> _RECORDED INFORMATION_:

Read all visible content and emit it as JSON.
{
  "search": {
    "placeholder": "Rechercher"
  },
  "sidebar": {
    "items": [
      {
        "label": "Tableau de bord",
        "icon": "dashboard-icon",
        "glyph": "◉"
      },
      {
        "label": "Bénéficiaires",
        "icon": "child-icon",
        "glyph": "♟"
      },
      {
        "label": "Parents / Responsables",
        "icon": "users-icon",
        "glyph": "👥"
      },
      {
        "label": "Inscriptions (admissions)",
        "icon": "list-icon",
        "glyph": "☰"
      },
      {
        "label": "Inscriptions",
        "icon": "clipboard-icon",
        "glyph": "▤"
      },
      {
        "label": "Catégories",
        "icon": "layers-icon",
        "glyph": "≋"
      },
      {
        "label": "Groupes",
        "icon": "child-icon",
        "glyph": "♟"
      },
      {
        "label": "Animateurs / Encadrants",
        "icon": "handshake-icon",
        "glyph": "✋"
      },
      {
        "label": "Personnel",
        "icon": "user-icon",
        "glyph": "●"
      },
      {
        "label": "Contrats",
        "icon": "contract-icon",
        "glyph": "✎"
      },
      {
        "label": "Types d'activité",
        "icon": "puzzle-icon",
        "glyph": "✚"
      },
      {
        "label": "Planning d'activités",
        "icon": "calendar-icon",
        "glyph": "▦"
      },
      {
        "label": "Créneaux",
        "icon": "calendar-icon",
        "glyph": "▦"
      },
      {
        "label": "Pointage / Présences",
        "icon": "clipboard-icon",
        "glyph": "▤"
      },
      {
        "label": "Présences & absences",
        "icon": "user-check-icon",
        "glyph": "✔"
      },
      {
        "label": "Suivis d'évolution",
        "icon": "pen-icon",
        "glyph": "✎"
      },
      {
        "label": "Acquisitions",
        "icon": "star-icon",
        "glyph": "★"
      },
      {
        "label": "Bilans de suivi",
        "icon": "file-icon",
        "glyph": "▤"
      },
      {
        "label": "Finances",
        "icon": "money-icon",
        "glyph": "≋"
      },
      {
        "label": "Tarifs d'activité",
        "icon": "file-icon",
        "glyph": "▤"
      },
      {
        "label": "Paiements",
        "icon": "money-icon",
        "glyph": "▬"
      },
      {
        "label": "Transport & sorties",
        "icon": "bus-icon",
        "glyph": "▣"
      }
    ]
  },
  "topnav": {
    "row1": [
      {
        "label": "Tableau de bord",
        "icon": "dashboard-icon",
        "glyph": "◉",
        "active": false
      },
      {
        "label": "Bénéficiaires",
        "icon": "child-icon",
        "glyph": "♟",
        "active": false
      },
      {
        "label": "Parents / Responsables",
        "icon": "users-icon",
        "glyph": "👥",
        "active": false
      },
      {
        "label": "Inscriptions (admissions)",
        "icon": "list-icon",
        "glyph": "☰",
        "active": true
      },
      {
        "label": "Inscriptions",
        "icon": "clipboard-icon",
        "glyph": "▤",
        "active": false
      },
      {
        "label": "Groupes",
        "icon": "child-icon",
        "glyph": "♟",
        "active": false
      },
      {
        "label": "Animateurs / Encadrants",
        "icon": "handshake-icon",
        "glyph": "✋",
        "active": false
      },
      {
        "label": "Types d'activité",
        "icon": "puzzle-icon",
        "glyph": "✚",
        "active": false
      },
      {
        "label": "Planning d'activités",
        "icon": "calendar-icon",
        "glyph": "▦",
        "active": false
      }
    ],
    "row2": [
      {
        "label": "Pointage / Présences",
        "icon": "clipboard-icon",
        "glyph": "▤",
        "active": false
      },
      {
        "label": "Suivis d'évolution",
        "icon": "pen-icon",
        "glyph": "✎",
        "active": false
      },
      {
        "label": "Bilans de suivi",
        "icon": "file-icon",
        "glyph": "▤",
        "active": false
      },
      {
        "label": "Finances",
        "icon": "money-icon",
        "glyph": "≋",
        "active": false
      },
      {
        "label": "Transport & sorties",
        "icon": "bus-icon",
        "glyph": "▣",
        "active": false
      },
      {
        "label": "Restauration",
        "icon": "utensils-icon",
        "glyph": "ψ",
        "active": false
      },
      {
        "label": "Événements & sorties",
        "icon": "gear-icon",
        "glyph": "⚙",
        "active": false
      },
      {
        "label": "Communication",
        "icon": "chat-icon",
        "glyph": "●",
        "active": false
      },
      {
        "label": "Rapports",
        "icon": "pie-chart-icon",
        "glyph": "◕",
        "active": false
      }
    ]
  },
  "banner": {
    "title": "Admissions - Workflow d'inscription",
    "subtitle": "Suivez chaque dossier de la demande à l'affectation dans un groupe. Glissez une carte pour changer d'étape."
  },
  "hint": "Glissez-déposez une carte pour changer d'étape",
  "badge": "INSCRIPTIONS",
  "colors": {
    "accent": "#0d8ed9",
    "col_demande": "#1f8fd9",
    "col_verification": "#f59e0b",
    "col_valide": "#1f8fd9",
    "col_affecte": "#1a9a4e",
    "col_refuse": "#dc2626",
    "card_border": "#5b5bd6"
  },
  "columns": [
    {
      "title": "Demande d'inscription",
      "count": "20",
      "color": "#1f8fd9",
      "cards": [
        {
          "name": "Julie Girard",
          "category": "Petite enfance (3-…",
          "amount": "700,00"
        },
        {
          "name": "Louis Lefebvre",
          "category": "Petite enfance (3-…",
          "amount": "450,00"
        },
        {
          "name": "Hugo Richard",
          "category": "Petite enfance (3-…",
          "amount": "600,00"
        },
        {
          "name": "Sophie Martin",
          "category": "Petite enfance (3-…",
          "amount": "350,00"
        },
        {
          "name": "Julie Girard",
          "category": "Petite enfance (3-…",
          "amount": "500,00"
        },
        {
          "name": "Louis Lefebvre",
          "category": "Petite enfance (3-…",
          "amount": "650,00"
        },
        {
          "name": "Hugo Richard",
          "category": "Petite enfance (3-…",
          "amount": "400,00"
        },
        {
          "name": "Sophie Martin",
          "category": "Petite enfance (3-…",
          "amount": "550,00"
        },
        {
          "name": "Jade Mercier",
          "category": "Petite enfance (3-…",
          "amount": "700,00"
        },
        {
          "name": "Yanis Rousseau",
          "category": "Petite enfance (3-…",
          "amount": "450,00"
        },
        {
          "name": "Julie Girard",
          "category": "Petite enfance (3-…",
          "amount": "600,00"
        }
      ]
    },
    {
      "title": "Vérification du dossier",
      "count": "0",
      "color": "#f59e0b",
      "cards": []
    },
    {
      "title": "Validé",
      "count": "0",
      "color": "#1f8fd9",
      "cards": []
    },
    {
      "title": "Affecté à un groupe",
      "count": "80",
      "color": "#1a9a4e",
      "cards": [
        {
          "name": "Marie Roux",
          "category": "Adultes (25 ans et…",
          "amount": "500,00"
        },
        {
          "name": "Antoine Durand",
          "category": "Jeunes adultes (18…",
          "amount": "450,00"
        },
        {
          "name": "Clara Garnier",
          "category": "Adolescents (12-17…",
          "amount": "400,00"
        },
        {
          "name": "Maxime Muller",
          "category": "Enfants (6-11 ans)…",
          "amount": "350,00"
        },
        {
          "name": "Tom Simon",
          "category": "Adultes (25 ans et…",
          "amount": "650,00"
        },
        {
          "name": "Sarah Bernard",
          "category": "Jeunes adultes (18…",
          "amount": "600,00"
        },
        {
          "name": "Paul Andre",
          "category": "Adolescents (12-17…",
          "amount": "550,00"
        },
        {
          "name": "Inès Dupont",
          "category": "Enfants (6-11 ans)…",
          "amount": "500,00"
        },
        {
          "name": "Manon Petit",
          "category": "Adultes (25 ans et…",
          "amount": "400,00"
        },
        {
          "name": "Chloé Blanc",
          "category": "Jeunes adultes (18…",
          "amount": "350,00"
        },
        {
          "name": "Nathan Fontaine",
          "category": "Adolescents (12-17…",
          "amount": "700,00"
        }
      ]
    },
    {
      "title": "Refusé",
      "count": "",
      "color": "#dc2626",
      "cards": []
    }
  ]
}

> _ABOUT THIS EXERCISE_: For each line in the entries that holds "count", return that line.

> _THE COMPLETED TASK_:
      "count": "20",
      "count": "0",
      "count": "0",
      "count": "80",
      "count": "",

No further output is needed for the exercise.